It is when liability for card fraud switches from banking institutions to merchants. On October 1, 2015, businesses that aren’t updated to accept EMV cards will be held responsible for card swiped transactions on EMV capable cards that are found to be fraudulent. And penalties can be costly, particularly for small businesses. However, if your business is EMV-compatible, you will not be held accountable for fraudulent transactions.
As a small business owner, every penny counts. How much will it cost me to install an EMV-capable terminal?
EMV card readers cost between $400 and $700 but are often discounted through payment processors such as COCARD. Speak with us today—your EMV solution might even be free.
One thing to remember is that as the United States fully transitions to using EMV technology, cards will include both the microchip and magnetic strip. The process is expected to take anywhere between three and five years.
COCARD aims to develop our reputation as experts on EMV. We will continue to keep you posted on new developments and new ways of looking at this groundbreaking technology.Read MoreRead More
Maybe you’ve already gotten a glimpse; a customer pulls a credit card out of his or her wallet, and as they swipe, you see a chip that’s embedded in the card.

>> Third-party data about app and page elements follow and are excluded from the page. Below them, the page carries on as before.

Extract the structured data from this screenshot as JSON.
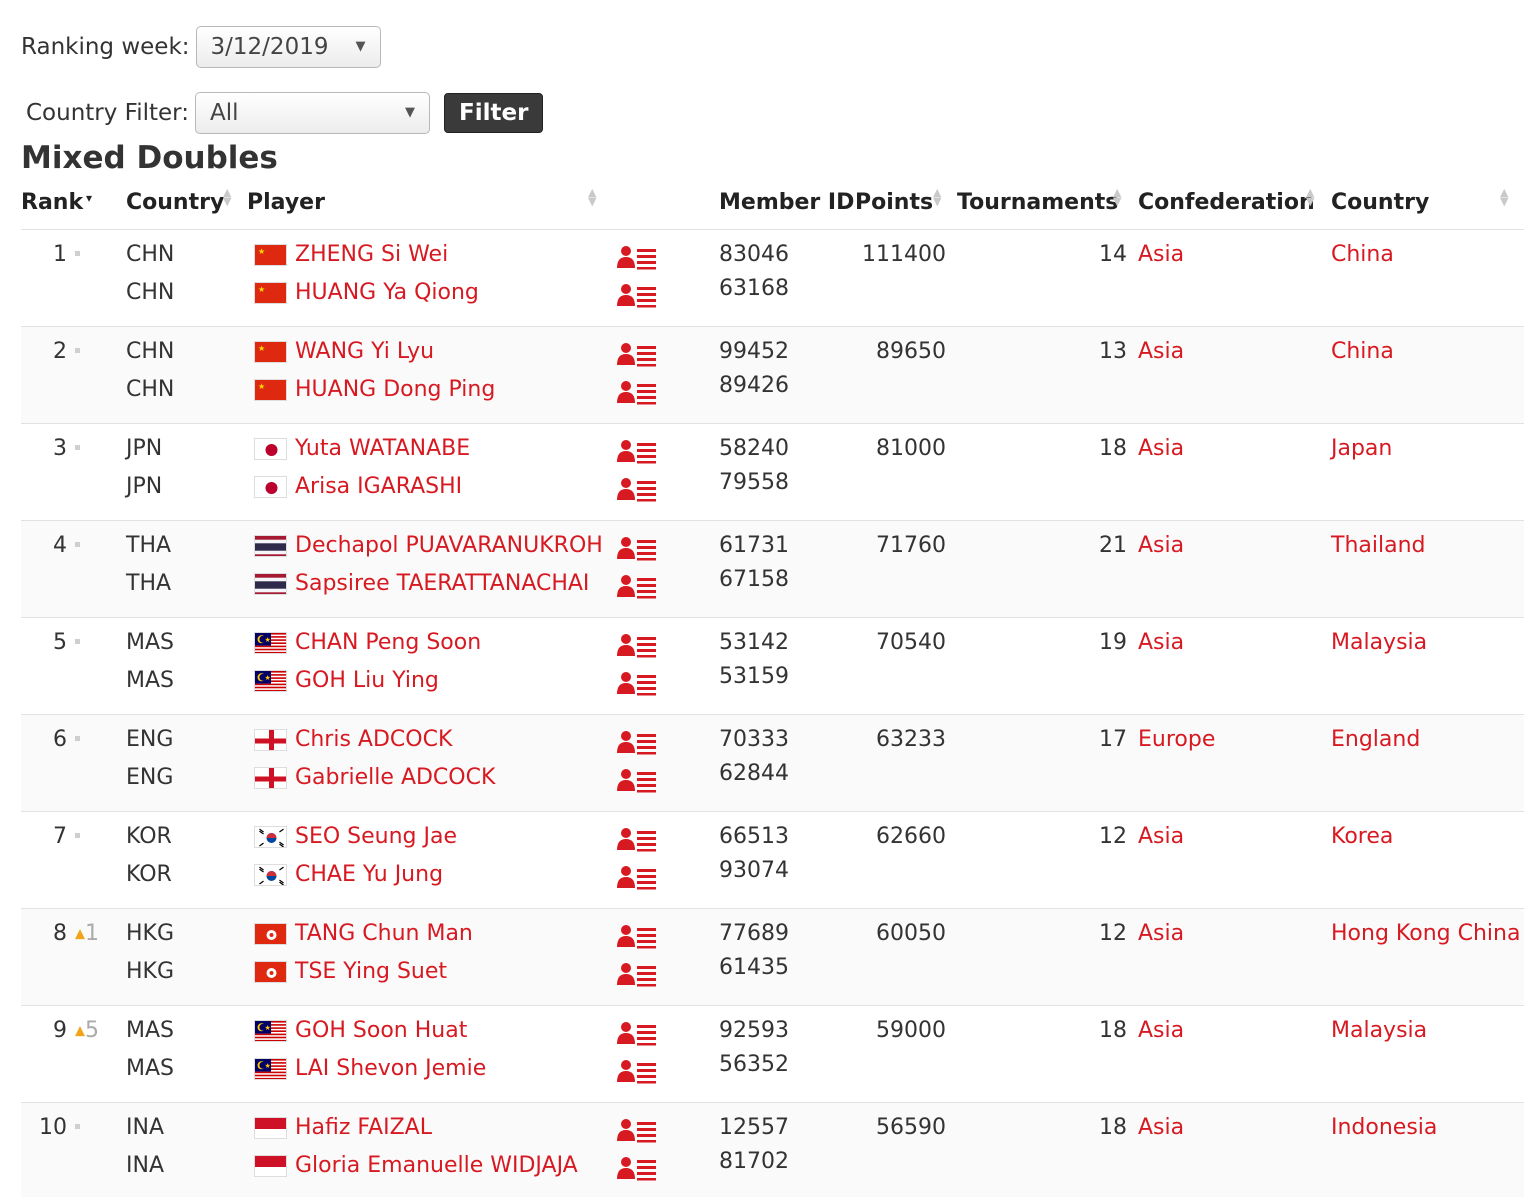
{
  "filters": {
    "week_label": "Ranking week:",
    "week_value": "3/12/2019",
    "country_label": "Country Filter:",
    "country_value": "All",
    "filter_button": "Filter"
  },
  "title": "Mixed Doubles",
  "headers": {
    "rank": "Rank",
    "country": "Country",
    "player": "Player",
    "member_id": "Member ID",
    "points": "Points",
    "tournaments": "Tournaments",
    "confederation": "Confederation",
    "country2": "Country"
  },
  "colors": {
    "link": "#d71921",
    "trend_up": "#f2a31a"
  },
  "rows": [
    {
      "rank": "1",
      "trend": "same",
      "change": "",
      "codes": [
        "CHN",
        "CHN"
      ],
      "flag": "chn",
      "players": [
        "ZHENG Si Wei",
        "HUANG Ya Qiong"
      ],
      "ids": [
        "83046",
        "63168"
      ],
      "points": "111400",
      "tournaments": "14",
      "confederation": "Asia",
      "country": "China"
    },
    {
      "rank": "2",
      "trend": "same",
      "change": "",
      "codes": [
        "CHN",
        "CHN"
      ],
      "flag": "chn",
      "players": [
        "WANG Yi Lyu",
        "HUANG Dong Ping"
      ],
      "ids": [
        "99452",
        "89426"
      ],
      "points": "89650",
      "tournaments": "13",
      "confederation": "Asia",
      "country": "China"
    },
    {
      "rank": "3",
      "trend": "same",
      "change": "",
      "codes": [
        "JPN",
        "JPN"
      ],
      "flag": "jpn",
      "players": [
        "Yuta WATANABE",
        "Arisa IGARASHI"
      ],
      "ids": [
        "58240",
        "79558"
      ],
      "points": "81000",
      "tournaments": "18",
      "confederation": "Asia",
      "country": "Japan"
    },
    {
      "rank": "4",
      "trend": "same",
      "change": "",
      "codes": [
        "THA",
        "THA"
      ],
      "flag": "tha",
      "players": [
        "Dechapol PUAVARANUKROH",
        "Sapsiree TAERATTANACHAI"
      ],
      "ids": [
        "61731",
        "67158"
      ],
      "points": "71760",
      "tournaments": "21",
      "confederation": "Asia",
      "country": "Thailand"
    },
    {
      "rank": "5",
      "trend": "same",
      "change": "",
      "codes": [
        "MAS",
        "MAS"
      ],
      "flag": "mas",
      "players": [
        "CHAN Peng Soon",
        "GOH Liu Ying"
      ],
      "ids": [
        "53142",
        "53159"
      ],
      "points": "70540",
      "tournaments": "19",
      "confederation": "Asia",
      "country": "Malaysia"
    },
    {
      "rank": "6",
      "trend": "same",
      "change": "",
      "codes": [
        "ENG",
        "ENG"
      ],
      "flag": "eng",
      "players": [
        "Chris ADCOCK",
        "Gabrielle ADCOCK"
      ],
      "ids": [
        "70333",
        "62844"
      ],
      "points": "63233",
      "tournaments": "17",
      "confederation": "Europe",
      "country": "England"
    },
    {
      "rank": "7",
      "trend": "same",
      "change": "",
      "codes": [
        "KOR",
        "KOR"
      ],
      "flag": "kor",
      "players": [
        "SEO Seung Jae",
        "CHAE Yu Jung"
      ],
      "ids": [
        "66513",
        "93074"
      ],
      "points": "62660",
      "tournaments": "12",
      "confederation": "Asia",
      "country": "Korea"
    },
    {
      "rank": "8",
      "trend": "up",
      "change": "1",
      "codes": [
        "HKG",
        "HKG"
      ],
      "flag": "hkg",
      "players": [
        "TANG Chun Man",
        "TSE Ying Suet"
      ],
      "ids": [
        "77689",
        "61435"
      ],
      "points": "60050",
      "tournaments": "12",
      "confederation": "Asia",
      "country": "Hong Kong China"
    },
    {
      "rank": "9",
      "trend": "up",
      "change": "5",
      "codes": [
        "MAS",
        "MAS"
      ],
      "flag": "mas",
      "players": [
        "GOH Soon Huat",
        "LAI Shevon Jemie"
      ],
      "ids": [
        "92593",
        "56352"
      ],
      "points": "59000",
      "tournaments": "18",
      "confederation": "Asia",
      "country": "Malaysia"
    },
    {
      "rank": "10",
      "trend": "same",
      "change": "",
      "codes": [
        "INA",
        "INA"
      ],
      "flag": "ina",
      "players": [
        "Hafiz FAIZAL",
        "Gloria Emanuelle WIDJAJA"
      ],
      "ids": [
        "12557",
        "81702"
      ],
      "points": "56590",
      "tournaments": "18",
      "confederation": "Asia",
      "country": "Indonesia"
    }
  ]
}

Don’t freak out. You don’t have to work at Google to get it. You just have to understand a few simple points about this new chip.
Let’s demystify the mystery, decode the data, and simplify the complexity of EMV.

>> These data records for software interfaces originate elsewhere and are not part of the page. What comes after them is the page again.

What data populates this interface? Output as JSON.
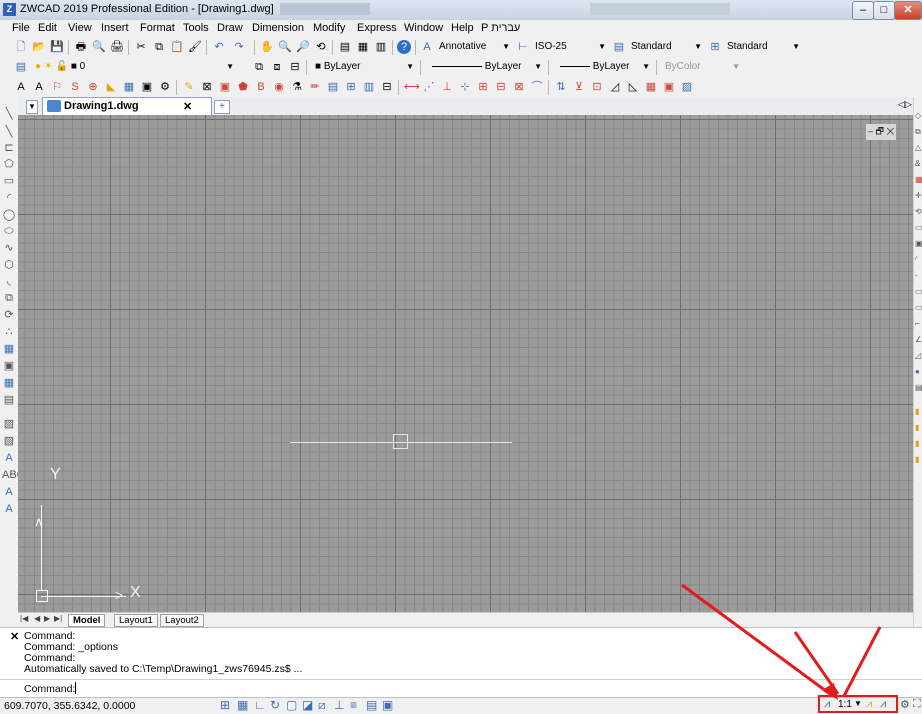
{
  "window": {
    "app_icon": "Z",
    "title": "ZWCAD 2019 Professional Edition - [Drawing1.dwg]",
    "minimize": "–",
    "maximize": "□",
    "close": "✕"
  },
  "menu": [
    "File",
    "Edit",
    "View",
    "Insert",
    "Format",
    "Tools",
    "Draw",
    "Dimension",
    "Modify",
    "Express",
    "Window",
    "Help",
    "P עברית"
  ],
  "toolbar": {
    "annotative": "Annotative",
    "dimstyle": "ISO-25",
    "textstyle": "Standard",
    "tablestyle": "Standard",
    "layer": "0",
    "color": "ByLayer",
    "linetype": "ByLayer",
    "lineweight": "ByLayer",
    "plotstyle": "ByColor"
  },
  "doc_tab": {
    "label": "Drawing1.dwg",
    "close": "✕",
    "new": "+"
  },
  "viewport_controls": {
    "minimize": "–",
    "restore": "🗗",
    "close": "✕"
  },
  "axis": {
    "y_label": "Y",
    "x_label": "X"
  },
  "layout_tabs": [
    "Model",
    "Layout1",
    "Layout2"
  ],
  "layout_nav": [
    "|◀",
    "◀",
    "▶",
    "▶|"
  ],
  "command": {
    "history": [
      "Command:",
      "Command: _options",
      "Command:",
      "Automatically saved to C:\\Temp\\Drawing1_zws76945.zs$ ..."
    ],
    "prompt": "Command:",
    "close": "✕"
  },
  "status": {
    "coordinates": "609.7070, 355.6342, 0.0000",
    "annotation_scale": "1:1"
  },
  "colors": {
    "drawing_bg": "#9b9b9b",
    "grid_major": "#6e6e6e",
    "grid_minor": "#878787",
    "annotation_red": "#e31b1b"
  }
}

• Update, update, update. EMV technology is new to the US, and the truth is that not all POS machines are already EMV-capable. What this means is that you should check both your hardware and software to see which components (whether some or all) should be updated, which brings us to our next point.
• Stay connected with all parties involved. No EMV machine is an island unto itself. Your POS system requires cooperation with your bank, processor, and other individuals or companies connected to your POS system. Find out what they have to say about EMV to stay current with any updates regarding the technology. It will allow for a more seamless transition.

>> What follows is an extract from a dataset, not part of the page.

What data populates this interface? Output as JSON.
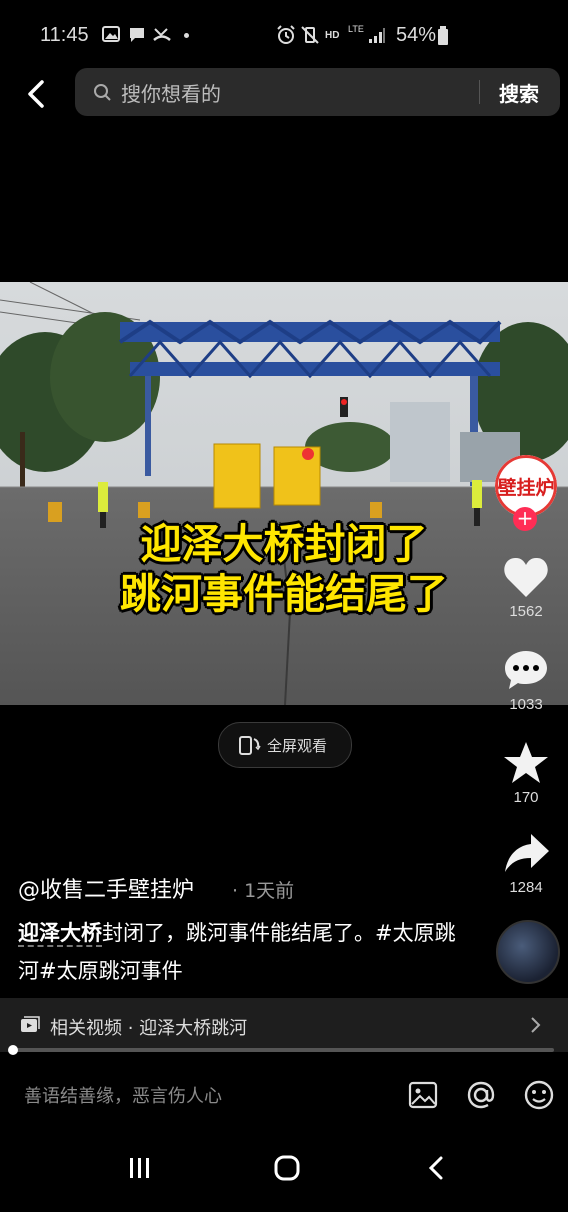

• Think smart. Plan ahead, and stay one step ahead of the game. Once you’ve got the ball rolling on updating your POS system, consider other ways in which your system can stay smart. This includes considering a cloud-based POS or tablet solution like Revonu POS by COCARD.
• Consider COCARD. If you are considering a POS provider, we have a number of options available for POS systems and can help you decide if a new system is right for you.
• Carry an umbrella. You should always plan for a rainy day. Although it’s unlikely, there is always the slight possibility that your POS will break down. It isn’t fair, we know; but stuff happens. You should make a back-up plan to prepare for the off chance of the unexpected. Did you know that the Revonu package by COCARD includes a FREE EMV terminal?
• Teach your employees to fish. We promise, this is the last metaphor. Here at COCARD, we believe that employees should be trained in the ways of EMV. That means that they should understand the technology and know how to use it. After all, having truly knowledgeable employees makes the company look good.
So that’s it, six key points to remember about EMV. As you continue to learn more about this new technology, use this as a basic guide during your company’s transition to EMV.
The EMV experts at COCARD are available to answer any questions you may have!
800-317-1819 or email@example.com